Montessori goes far beyond today's 'inquiry learning' framework and through observing actual needs, rather than testing theoretical ones, she found a way of education that promotes intrinsic motivation, independence and peace.
In The Absorbent Mind, Montessori outlines how the teacher becomes a guardian/custodian of the environment... and how "the environment holds the attraction that will polarize the will
of the children." Here, the teacher's role is critical, mantaining order, giving lessons, protecting the learnig environment so children have time to perfect their learning and having a thorough knowledge of the material. The teacher also preserves the three hour work cycle, identified as necessary for children to overcome 'flse-fatigue' and deeply concentrate on their work. He or she is the main connection to the materials (Montessori, 1988).
(See more in the links 'the prepared environment" and "role of the adult")
In summary, through understanding human development and tendencies, the sensitive periods identified by Maria Montessori, a deep knowledge of the child, a thorough understanding of the scope and sequence of the materials and careful observation, it is possible to determine the child’s next learning steps and needs and offer appropriate support (intervene) when a gap is identified, a child needs to push on but seems reluctant or they have become disengaged. This moving on process can involve inviting the child to a particular lesson, arranging a time for a new lesson or telling a story that generates interest. In all interactions, cosmic education, connecting the child to the universe, should be an integral part of a true Montessori programme.
- by Maria Montessori on the importance of allowing the child to have freedom with responsibility and the need to avoid hindering them
Never help a child with a task at which he feels he can succeed.
The greatest sign of success for a teacher... is to be able to say, 'The children are now working as if I did not exist.'
Allow the child to construct their world!
"Every external object and ... every external activity which hinders that frail and hidden vital impulse which, even though it is still unknown, acts as a guide to a child, will be an obstacle. A teacher can therefore become a child's main obstacle..." -
If an educational act is to be efficacious, it will be only that one which tends to help toward the complete unfolding of life. To be thus helpful it is necessary rigorously to avoid the arrest of spontaneous movements and the imposition of arbitrary tasks.
Click link above to go to references page.
STREAM ---------------------------------> STREAM is an assessment tool developed by Steven Arnold Lecturer, AUT university), to monitor and observe students in a Montessori environment. STREAM stands for Suggest, Time, Record, Evidence, Assess, Monitor. Using this type of tool enables the 'teacher' to suggest appropriate progressions for students, note the child's interests, and provides evidence of the need for extrapolation (the next step) or interpolation (repeating to fill a gap in knowledge). The latter are three 'permissions to intervene.' and observations may provide for the fourth permision to interevene through things noted in anecdotal notes. The fifth permission to intervene is through questioning.

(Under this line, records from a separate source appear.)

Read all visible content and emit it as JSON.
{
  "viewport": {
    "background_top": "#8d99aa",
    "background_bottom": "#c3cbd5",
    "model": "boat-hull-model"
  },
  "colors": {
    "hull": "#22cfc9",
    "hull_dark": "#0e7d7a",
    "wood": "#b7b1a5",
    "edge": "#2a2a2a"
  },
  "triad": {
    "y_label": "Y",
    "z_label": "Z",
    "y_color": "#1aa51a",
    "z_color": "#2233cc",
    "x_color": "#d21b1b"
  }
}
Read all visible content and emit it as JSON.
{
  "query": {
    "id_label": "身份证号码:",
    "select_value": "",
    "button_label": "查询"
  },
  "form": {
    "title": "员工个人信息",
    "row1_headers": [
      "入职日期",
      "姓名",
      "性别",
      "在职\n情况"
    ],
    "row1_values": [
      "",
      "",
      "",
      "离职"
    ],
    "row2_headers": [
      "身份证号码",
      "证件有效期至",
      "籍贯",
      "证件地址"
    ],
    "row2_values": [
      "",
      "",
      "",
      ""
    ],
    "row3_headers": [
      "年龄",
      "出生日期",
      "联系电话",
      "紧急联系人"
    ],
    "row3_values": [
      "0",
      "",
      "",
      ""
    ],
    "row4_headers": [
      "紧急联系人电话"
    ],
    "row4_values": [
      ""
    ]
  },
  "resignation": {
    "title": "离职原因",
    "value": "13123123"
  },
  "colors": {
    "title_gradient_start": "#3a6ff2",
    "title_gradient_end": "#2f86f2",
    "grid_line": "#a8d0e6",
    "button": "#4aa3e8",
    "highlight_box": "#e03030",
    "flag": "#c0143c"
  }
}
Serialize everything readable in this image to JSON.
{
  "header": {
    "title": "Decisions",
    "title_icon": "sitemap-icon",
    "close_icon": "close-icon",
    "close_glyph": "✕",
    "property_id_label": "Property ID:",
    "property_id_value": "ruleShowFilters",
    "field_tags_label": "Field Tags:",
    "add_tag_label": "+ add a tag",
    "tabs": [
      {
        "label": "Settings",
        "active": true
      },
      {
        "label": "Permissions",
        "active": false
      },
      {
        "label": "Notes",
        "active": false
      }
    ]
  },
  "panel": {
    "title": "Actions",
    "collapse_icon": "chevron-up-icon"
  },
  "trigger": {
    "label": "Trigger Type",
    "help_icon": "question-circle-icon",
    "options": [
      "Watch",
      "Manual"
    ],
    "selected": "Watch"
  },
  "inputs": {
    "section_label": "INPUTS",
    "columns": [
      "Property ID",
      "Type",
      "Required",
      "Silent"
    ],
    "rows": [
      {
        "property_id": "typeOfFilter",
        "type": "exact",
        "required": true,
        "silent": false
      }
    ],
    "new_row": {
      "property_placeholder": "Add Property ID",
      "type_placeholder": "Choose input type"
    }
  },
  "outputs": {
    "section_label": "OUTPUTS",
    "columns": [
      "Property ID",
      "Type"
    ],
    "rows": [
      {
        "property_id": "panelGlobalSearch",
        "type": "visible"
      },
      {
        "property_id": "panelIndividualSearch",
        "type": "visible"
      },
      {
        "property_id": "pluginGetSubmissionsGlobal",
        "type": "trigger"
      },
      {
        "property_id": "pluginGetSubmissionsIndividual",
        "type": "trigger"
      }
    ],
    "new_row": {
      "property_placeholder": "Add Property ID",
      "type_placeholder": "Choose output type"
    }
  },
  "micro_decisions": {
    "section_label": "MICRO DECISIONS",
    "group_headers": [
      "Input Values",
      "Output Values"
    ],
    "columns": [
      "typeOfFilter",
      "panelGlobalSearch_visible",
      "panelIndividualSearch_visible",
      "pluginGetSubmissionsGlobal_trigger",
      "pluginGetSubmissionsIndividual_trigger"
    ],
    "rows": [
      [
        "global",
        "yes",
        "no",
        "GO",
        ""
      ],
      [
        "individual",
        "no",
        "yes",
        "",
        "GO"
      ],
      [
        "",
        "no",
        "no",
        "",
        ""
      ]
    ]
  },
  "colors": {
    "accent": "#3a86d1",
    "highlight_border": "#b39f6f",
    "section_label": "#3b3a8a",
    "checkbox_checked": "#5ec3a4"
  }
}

*NOTE - This file above, STREAM, has been stretched out from the original one page document to include one page per aspect of the tool.
Careful observation is needed to fully understand a child's needs. See how to improve your obserational skills below.
Of course, how a teacher intervenes is very important as well. After a teacher, through careful observation, has decided to intervene, the goal of the intervention is not to punish, but to redirect the child into work that will absorb him (Chattin-McNichols, 1991, p. 64).